Alternative Approaches and Dissenting Opinion

There are many courts that would disagree with the outcome in Genuine Parts Co. and the majority “acknowledge[d] that some courts have maintained in Daimler‘s wake that implied consent by virtue of simple registration to do business remains a constitutionally valid basis for general jurisdiction over a nonresident corporation.” Justice Vaughn, as the lone dissenter, noted that “just last month” a federal circuit court judge authored a concurring opinion in a case originating in Delaware supporting the proposition that “Daimler did not overrule the line of Supreme Court authority establishing that a corporation may consent to jurisdiction over its person by choosing to comply with a state’s registration statute.” Genuine Parts Co. (dissenting opinion, at 2).

Conclusion

It will be interesting to see whether other jurisdictions will be persuaded by the Delaware Supreme Court’s ruling in Genuine Auto Parts. Only Pennsylvania expressly provides by statute that registering to do business in the state is a sufficient basis for general jurisdiction over a foreign corporation but perhaps more states may consider similar legislation in light of Genuine Parts Co.

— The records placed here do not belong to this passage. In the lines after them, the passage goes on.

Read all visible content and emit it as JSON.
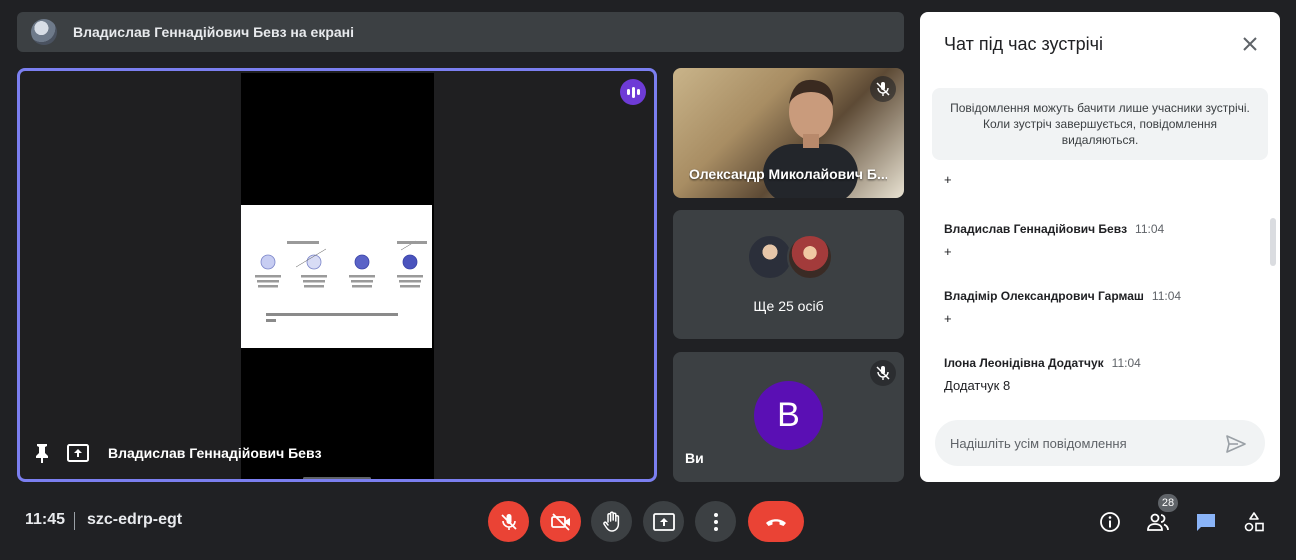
{
  "banner": {
    "text": "Владислав Геннадійович Бевз на екрані"
  },
  "main_tile": {
    "name": "Владислав Геннадійович Бевз"
  },
  "tiles": {
    "participant_a": "Олександр Миколайович Б...",
    "others_count_label": "Ще 25 осіб",
    "self_initial": "В",
    "self_label": "Ви"
  },
  "chat": {
    "title": "Чат під час зустрічі",
    "notice": "Повідомлення можуть бачити лише учасники зустрічі. Коли зустріч завершується, повідомлення видаляються.",
    "messages": [
      {
        "sender": "",
        "time": "",
        "text": "+"
      },
      {
        "sender": "Владислав Геннадійович Бевз",
        "time": "11:04",
        "text": "+"
      },
      {
        "sender": "Владімір Олександрович Гармаш",
        "time": "11:04",
        "text": "+"
      },
      {
        "sender": "Ілона Леонідівна Додатчук",
        "time": "11:04",
        "text": "Додатчук 8"
      }
    ],
    "input_placeholder": "Надішліть усім повідомлення"
  },
  "bottom_bar": {
    "time": "11:45",
    "meeting_code": "szc-edrp-egt",
    "people_count": "28"
  },
  "colors": {
    "background": "#202124",
    "danger": "#ea4335",
    "active_speaker_border": "#7b7ff0",
    "self_avatar": "#5a0fb4",
    "chat_active": "#8ab4f8"
  },
  "icons": [
    "pin-icon",
    "present-icon",
    "audio-activity-icon",
    "mic-off-icon",
    "close-icon",
    "send-icon",
    "video-off-icon",
    "raise-hand-icon",
    "more-options-icon",
    "hang-up-icon",
    "info-icon",
    "people-icon",
    "chat-icon",
    "activities-icon"
  ]
}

You can read the full opinion here (starts automatic download of .pdf file).